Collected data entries

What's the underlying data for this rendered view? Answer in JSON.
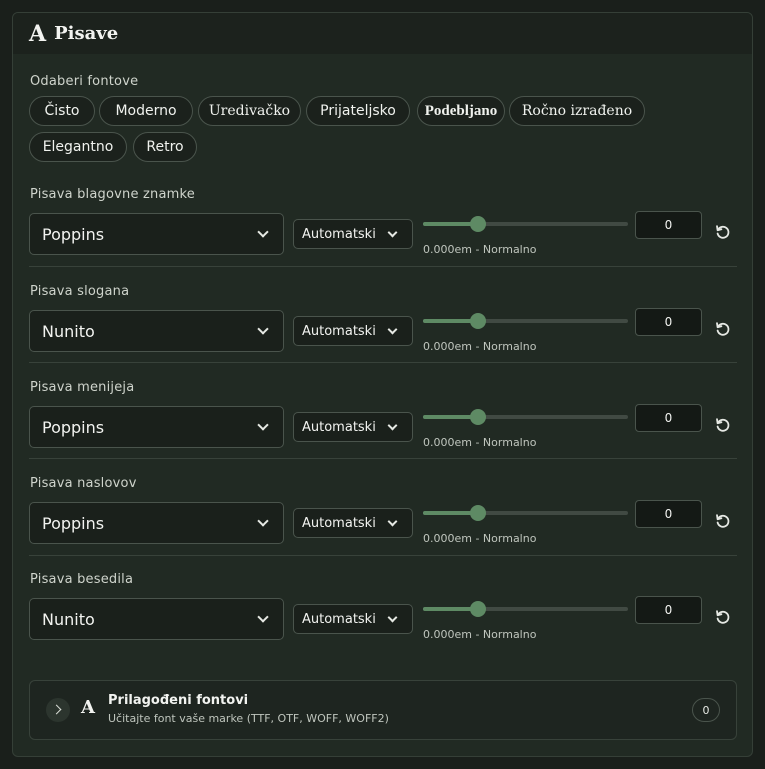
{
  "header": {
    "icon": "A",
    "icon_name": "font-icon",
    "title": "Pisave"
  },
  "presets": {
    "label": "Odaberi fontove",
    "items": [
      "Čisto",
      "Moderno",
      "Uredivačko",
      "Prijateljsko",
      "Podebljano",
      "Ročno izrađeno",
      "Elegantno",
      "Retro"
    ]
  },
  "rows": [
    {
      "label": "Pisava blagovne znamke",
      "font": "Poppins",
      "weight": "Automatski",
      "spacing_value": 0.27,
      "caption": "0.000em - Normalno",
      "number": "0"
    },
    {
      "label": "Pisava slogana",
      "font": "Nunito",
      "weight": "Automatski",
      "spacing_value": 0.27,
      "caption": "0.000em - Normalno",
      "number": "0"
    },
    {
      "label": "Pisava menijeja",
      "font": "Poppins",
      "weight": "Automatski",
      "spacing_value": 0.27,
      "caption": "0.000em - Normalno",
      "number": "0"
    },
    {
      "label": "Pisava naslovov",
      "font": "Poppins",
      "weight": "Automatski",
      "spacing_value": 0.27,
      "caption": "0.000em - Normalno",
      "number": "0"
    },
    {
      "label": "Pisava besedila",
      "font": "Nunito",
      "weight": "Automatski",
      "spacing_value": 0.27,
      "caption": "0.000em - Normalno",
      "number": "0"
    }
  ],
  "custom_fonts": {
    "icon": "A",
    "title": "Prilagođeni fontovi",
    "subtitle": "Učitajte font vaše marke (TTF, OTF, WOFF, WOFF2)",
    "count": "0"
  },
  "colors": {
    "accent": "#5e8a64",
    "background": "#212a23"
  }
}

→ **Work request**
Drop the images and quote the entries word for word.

→ **Solution for this exercise**
What's the underlying data for this rendered view? Answer in JSON.
{
  "header": {
    "icon": "A",
    "icon_name": "font-icon",
    "title": "Pisave"
  },
  "presets": {
    "label": "Odaberi fontove",
    "items": [
      "Čisto",
      "Moderno",
      "Uredivačko",
      "Prijateljsko",
      "Podebljano",
      "Ročno izrađeno",
      "Elegantno",
      "Retro"
    ]
  },
  "rows": [
    {
      "label": "Pisava blagovne znamke",
      "font": "Poppins",
      "weight": "Automatski",
      "spacing_value": 0.27,
      "caption": "0.000em - Normalno",
      "number": "0"
    },
    {
      "label": "Pisava slogana",
      "font": "Nunito",
      "weight": "Automatski",
      "spacing_value": 0.27,
      "caption": "0.000em - Normalno",
      "number": "0"
    },
    {
      "label": "Pisava menijeja",
      "font": "Poppins",
      "weight": "Automatski",
      "spacing_value": 0.27,
      "caption": "0.000em - Normalno",
      "number": "0"
    },
    {
      "label": "Pisava naslovov",
      "font": "Poppins",
      "weight": "Automatski",
      "spacing_value": 0.27,
      "caption": "0.000em - Normalno",
      "number": "0"
    },
    {
      "label": "Pisava besedila",
      "font": "Nunito",
      "weight": "Automatski",
      "spacing_value": 0.27,
      "caption": "0.000em - Normalno",
      "number": "0"
    }
  ],
  "custom_fonts": {
    "icon": "A",
    "title": "Prilagođeni fontovi",
    "subtitle": "Učitajte font vaše marke (TTF, OTF, WOFF, WOFF2)",
    "count": "0"
  },
  "colors": {
    "accent": "#5e8a64",
    "background": "#212a23"
  }
}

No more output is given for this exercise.